┌─ Dataset entries

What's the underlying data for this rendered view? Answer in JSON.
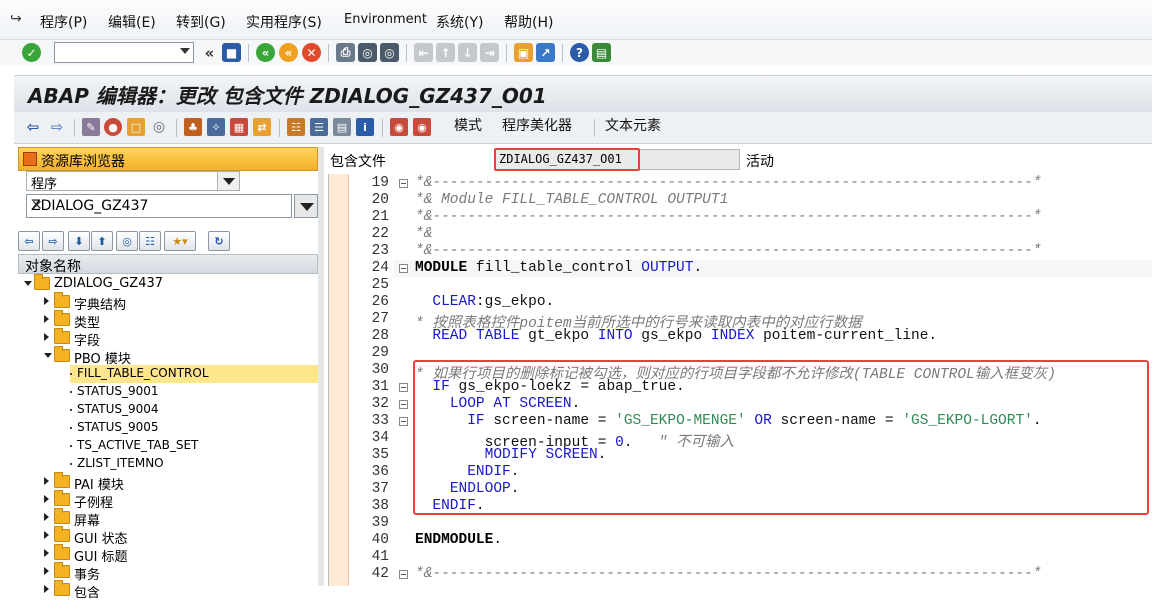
{
  "menubar": {
    "items": [
      "程序(P)",
      "编辑(E)",
      "转到(G)",
      "实用程序(S)",
      "Environment",
      "系统(Y)",
      "帮助(H)"
    ]
  },
  "toolbar": {
    "command_value": "",
    "icons": [
      "check-icon",
      "back-icon",
      "save-icon",
      "back-green-icon",
      "exit-icon",
      "cancel-icon",
      "print-icon",
      "find-icon",
      "find-next-icon",
      "first-page-icon",
      "prev-page-icon",
      "next-page-icon",
      "last-page-icon",
      "new-session-icon",
      "shortcut-icon",
      "help-icon",
      "customize-icon"
    ]
  },
  "title": "ABAP 编辑器：更改 包含文件 ZDIALOG_GZ437_O01",
  "app_toolbar": {
    "mode_label": "模式",
    "pretty_printer_label": "程序美化器",
    "text_elements_label": "文本元素"
  },
  "navigator": {
    "header": "资源库浏览器",
    "object_type": "程序",
    "object_name": "ZDIALOG_GZ437",
    "tree_header": "对象名称",
    "tree": [
      {
        "label": "ZDIALOG_GZ437",
        "level": 0,
        "type": "folder",
        "expanded": true
      },
      {
        "label": "字典结构",
        "level": 1,
        "type": "folder",
        "expanded": false
      },
      {
        "label": "类型",
        "level": 1,
        "type": "folder",
        "expanded": false
      },
      {
        "label": "字段",
        "level": 1,
        "type": "folder",
        "expanded": false
      },
      {
        "label": "PBO 模块",
        "level": 1,
        "type": "folder",
        "expanded": true
      },
      {
        "label": "FILL_TABLE_CONTROL",
        "level": 2,
        "type": "leaf",
        "selected": true
      },
      {
        "label": "STATUS_9001",
        "level": 2,
        "type": "leaf"
      },
      {
        "label": "STATUS_9004",
        "level": 2,
        "type": "leaf"
      },
      {
        "label": "STATUS_9005",
        "level": 2,
        "type": "leaf"
      },
      {
        "label": "TS_ACTIVE_TAB_SET",
        "level": 2,
        "type": "leaf"
      },
      {
        "label": "ZLIST_ITEMNO",
        "level": 2,
        "type": "leaf"
      },
      {
        "label": "PAI 模块",
        "level": 1,
        "type": "folder",
        "expanded": false
      },
      {
        "label": "子例程",
        "level": 1,
        "type": "folder",
        "expanded": false
      },
      {
        "label": "屏幕",
        "level": 1,
        "type": "folder",
        "expanded": false
      },
      {
        "label": "GUI 状态",
        "level": 1,
        "type": "folder",
        "expanded": false
      },
      {
        "label": "GUI 标题",
        "level": 1,
        "type": "folder",
        "expanded": false
      },
      {
        "label": "事务",
        "level": 1,
        "type": "folder",
        "expanded": false
      },
      {
        "label": "包含",
        "level": 1,
        "type": "folder",
        "expanded": false
      }
    ]
  },
  "editor": {
    "include_label": "包含文件",
    "include_name": "ZDIALOG_GZ437_O01",
    "status": "活动",
    "lines": [
      {
        "n": "19",
        "fold": true,
        "tokens": [
          [
            "c",
            "*&---------------------------------------------------------------------*"
          ]
        ]
      },
      {
        "n": "20",
        "tokens": [
          [
            "c",
            "*& Module FILL_TABLE_CONTROL OUTPUT1"
          ]
        ]
      },
      {
        "n": "21",
        "tokens": [
          [
            "c",
            "*&---------------------------------------------------------------------*"
          ]
        ]
      },
      {
        "n": "22",
        "tokens": [
          [
            "c",
            "*&"
          ]
        ]
      },
      {
        "n": "23",
        "tokens": [
          [
            "c",
            "*&---------------------------------------------------------------------*"
          ]
        ]
      },
      {
        "n": "24",
        "fold": true,
        "tokens": [
          [
            "b",
            "MODULE"
          ],
          [
            "p",
            " fill_table_control "
          ],
          [
            "k",
            "OUTPUT"
          ],
          [
            "p",
            "."
          ]
        ]
      },
      {
        "n": "25",
        "tokens": []
      },
      {
        "n": "26",
        "tokens": [
          [
            "p",
            "  "
          ],
          [
            "k",
            "CLEAR"
          ],
          [
            "p",
            ":gs_ekpo."
          ]
        ]
      },
      {
        "n": "27",
        "tokens": [
          [
            "c",
            "* 按照表格控件poitem当前所选中的行号来读取内表中的对应行数据"
          ]
        ]
      },
      {
        "n": "28",
        "tokens": [
          [
            "p",
            "  "
          ],
          [
            "k",
            "READ TABLE"
          ],
          [
            "p",
            " gt_ekpo "
          ],
          [
            "k",
            "INTO"
          ],
          [
            "p",
            " gs_ekpo "
          ],
          [
            "k",
            "INDEX"
          ],
          [
            "p",
            " poitem-current_line."
          ]
        ]
      },
      {
        "n": "29",
        "tokens": []
      },
      {
        "n": "30",
        "tokens": [
          [
            "c",
            "* 如果行项目的删除标记被勾选，则对应的行项目字段都不允许修改(TABLE CONTROL输入框变灰)"
          ]
        ]
      },
      {
        "n": "31",
        "fold": true,
        "tokens": [
          [
            "p",
            "  "
          ],
          [
            "k",
            "IF"
          ],
          [
            "p",
            " gs_ekpo-loekz = abap_true."
          ]
        ]
      },
      {
        "n": "32",
        "fold": true,
        "tokens": [
          [
            "p",
            "    "
          ],
          [
            "k",
            "LOOP AT SCREEN"
          ],
          [
            "p",
            "."
          ]
        ]
      },
      {
        "n": "33",
        "fold": true,
        "tokens": [
          [
            "p",
            "      "
          ],
          [
            "k",
            "IF"
          ],
          [
            "p",
            " screen-name = "
          ],
          [
            "s",
            "'GS_EKPO-MENGE'"
          ],
          [
            "p",
            " "
          ],
          [
            "k",
            "OR"
          ],
          [
            "p",
            " screen-name = "
          ],
          [
            "s",
            "'GS_EKPO-LGORT'"
          ],
          [
            "p",
            "."
          ]
        ]
      },
      {
        "n": "34",
        "tokens": [
          [
            "p",
            "        screen-input = "
          ],
          [
            "n",
            "0"
          ],
          [
            "p",
            ".   "
          ],
          [
            "c",
            "\" 不可输入"
          ]
        ]
      },
      {
        "n": "35",
        "tokens": [
          [
            "p",
            "        "
          ],
          [
            "k",
            "MODIFY SCREEN"
          ],
          [
            "p",
            "."
          ]
        ]
      },
      {
        "n": "36",
        "tokens": [
          [
            "p",
            "      "
          ],
          [
            "k",
            "ENDIF"
          ],
          [
            "p",
            "."
          ]
        ]
      },
      {
        "n": "37",
        "tokens": [
          [
            "p",
            "    "
          ],
          [
            "k",
            "ENDLOOP"
          ],
          [
            "p",
            "."
          ]
        ]
      },
      {
        "n": "38",
        "tokens": [
          [
            "p",
            "  "
          ],
          [
            "k",
            "ENDIF"
          ],
          [
            "p",
            "."
          ]
        ]
      },
      {
        "n": "39",
        "tokens": []
      },
      {
        "n": "40",
        "tokens": [
          [
            "b",
            "ENDMODULE"
          ],
          [
            "p",
            "."
          ]
        ]
      },
      {
        "n": "41",
        "tokens": []
      },
      {
        "n": "42",
        "fold": true,
        "tokens": [
          [
            "c",
            "*&---------------------------------------------------------------------*"
          ]
        ]
      }
    ]
  }
}
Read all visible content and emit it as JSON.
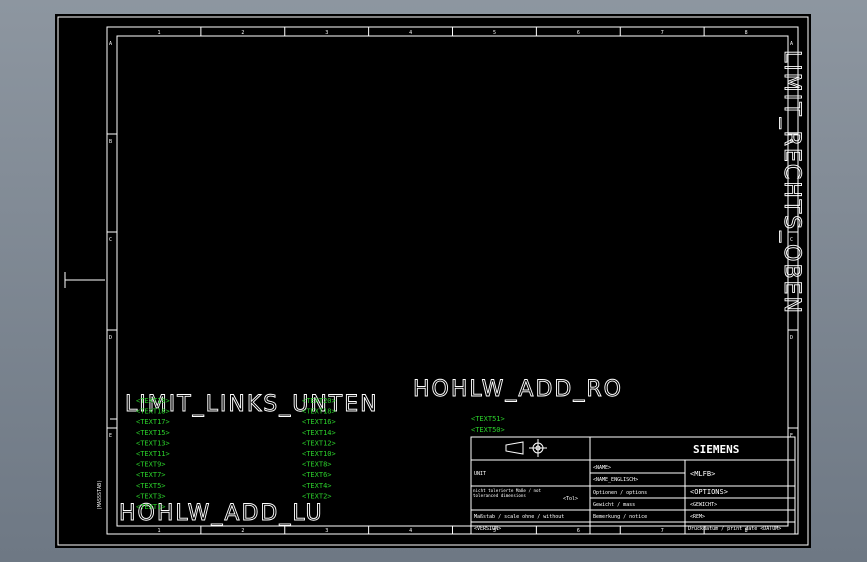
{
  "frame": {
    "columns": [
      "1",
      "2",
      "3",
      "4",
      "5",
      "6",
      "7",
      "8"
    ],
    "rows": [
      "A",
      "B",
      "C",
      "D",
      "E"
    ],
    "side_label": "(MASSSTAB)"
  },
  "big_texts": {
    "right_vertical": "LIMIT_RECHTS_OBEN",
    "left_bottom": "LIMIT_LINKS_UNTEN",
    "add_ro": "HOHLW_ADD_RO",
    "add_lu": "HOHLW_ADD_LU"
  },
  "text_columns": {
    "left": [
      "<TEXT19>",
      "<TEXT18>",
      "<TEXT17>",
      "<TEXT15>",
      "<TEXT13>",
      "<TEXT11>",
      "<TEXT9>",
      "<TEXT7>",
      "<TEXT5>",
      "<TEXT3>",
      "<TEXT1>"
    ],
    "right": [
      "<TEXT20>",
      "<TEXT18>",
      "<TEXT16>",
      "<TEXT14>",
      "<TEXT12>",
      "<TEXT10>",
      "<TEXT8>",
      "<TEXT6>",
      "<TEXT4>",
      "<TEXT2>"
    ],
    "extra": [
      "<TEXT51>",
      "<TEXT50>"
    ]
  },
  "title_block": {
    "brand": "SIEMENS",
    "unit": "UNIT",
    "name": "<NAME>",
    "name_english": "<NAME_ENGLISCH>",
    "mlfb": "<MLFB>",
    "tolerance": "nicht tolerierte Maße / not toleranced dimensions",
    "tolerance_value": "<Tol>",
    "options_label": "Optionen / options",
    "options_value": "<OPTIONS>",
    "weight_label": "Gewicht / mass",
    "weight_value": "<GEWICHT>",
    "remark_label": "Bemerkung / notice",
    "remark_value": "<REM>",
    "scale_label": "Maßstab / scale  ohne / without",
    "version": "<VERSION>",
    "date_label": "Druckdatum / print date <DATUM>"
  }
}
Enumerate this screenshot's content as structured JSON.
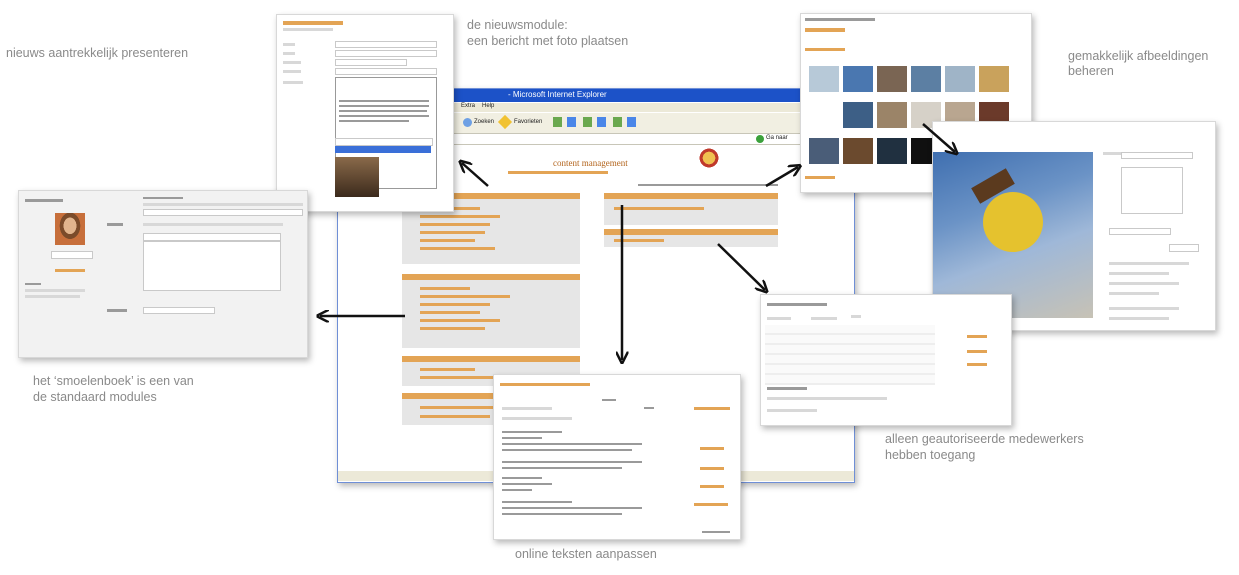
{
  "captions": {
    "news_attractive": "nieuws aantrekkelijk presenteren",
    "news_module_line1": "de nieuwsmodule:",
    "news_module_line2": "een bericht met foto plaatsen",
    "images_line1": "gemakkelijk afbeeldingen",
    "images_line2": "beheren",
    "smoelenboek_line1": "het ‘smoelenboek’ is een van",
    "smoelenboek_line2": "de standaard modules",
    "authorized_line1": "alleen geautoriseerde medewerkers",
    "authorized_line2": "hebben toegang",
    "online_texts": "online teksten aanpassen"
  },
  "browser": {
    "title": "- Microsoft Internet Explorer",
    "menu": [
      "Extra",
      "Help"
    ],
    "toolbar": [
      "Zoeken",
      "Favorieten"
    ],
    "go_label": "Ga naar",
    "site_logo": "content management"
  },
  "colors": {
    "accent_orange": "#e0a04a",
    "ie_titlebar": "#1c52c8",
    "arrow": "#111111"
  }
}
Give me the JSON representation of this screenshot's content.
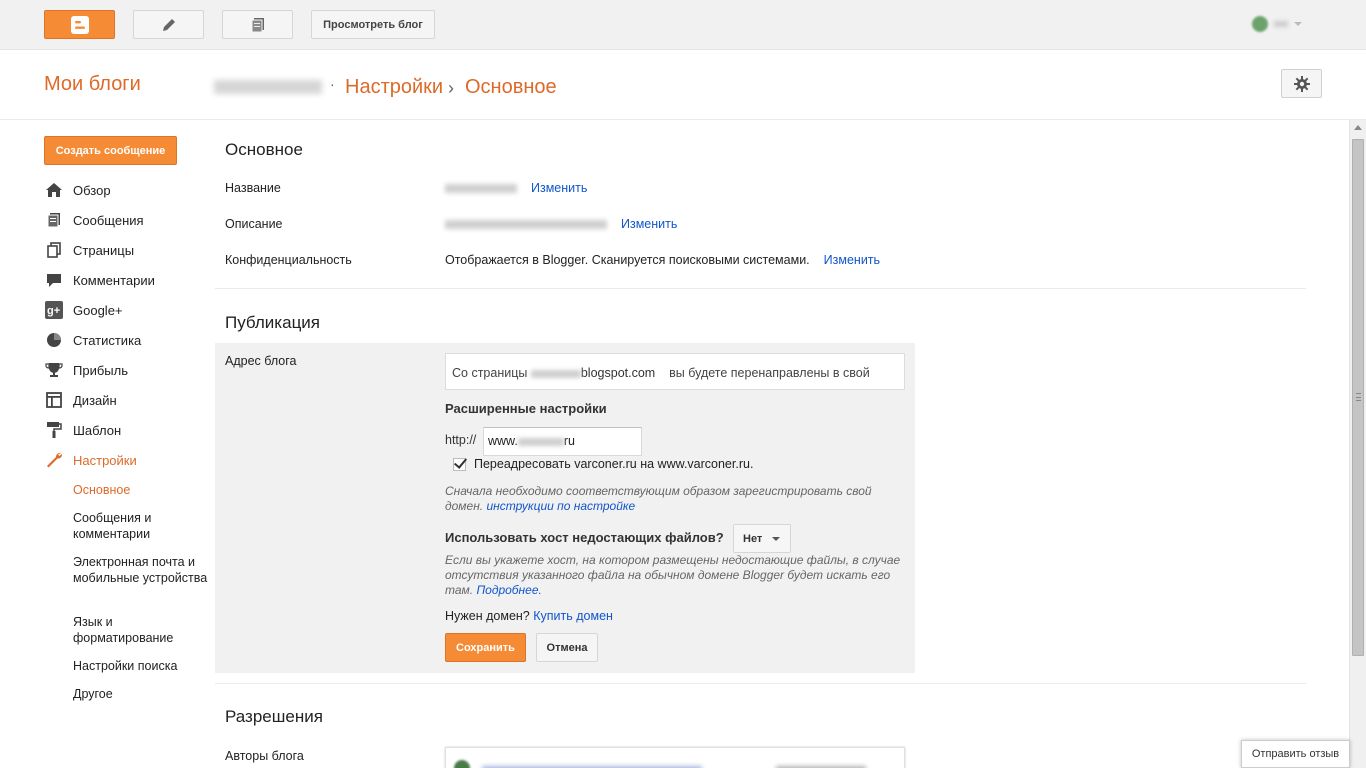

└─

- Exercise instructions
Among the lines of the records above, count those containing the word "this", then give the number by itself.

- Reply
3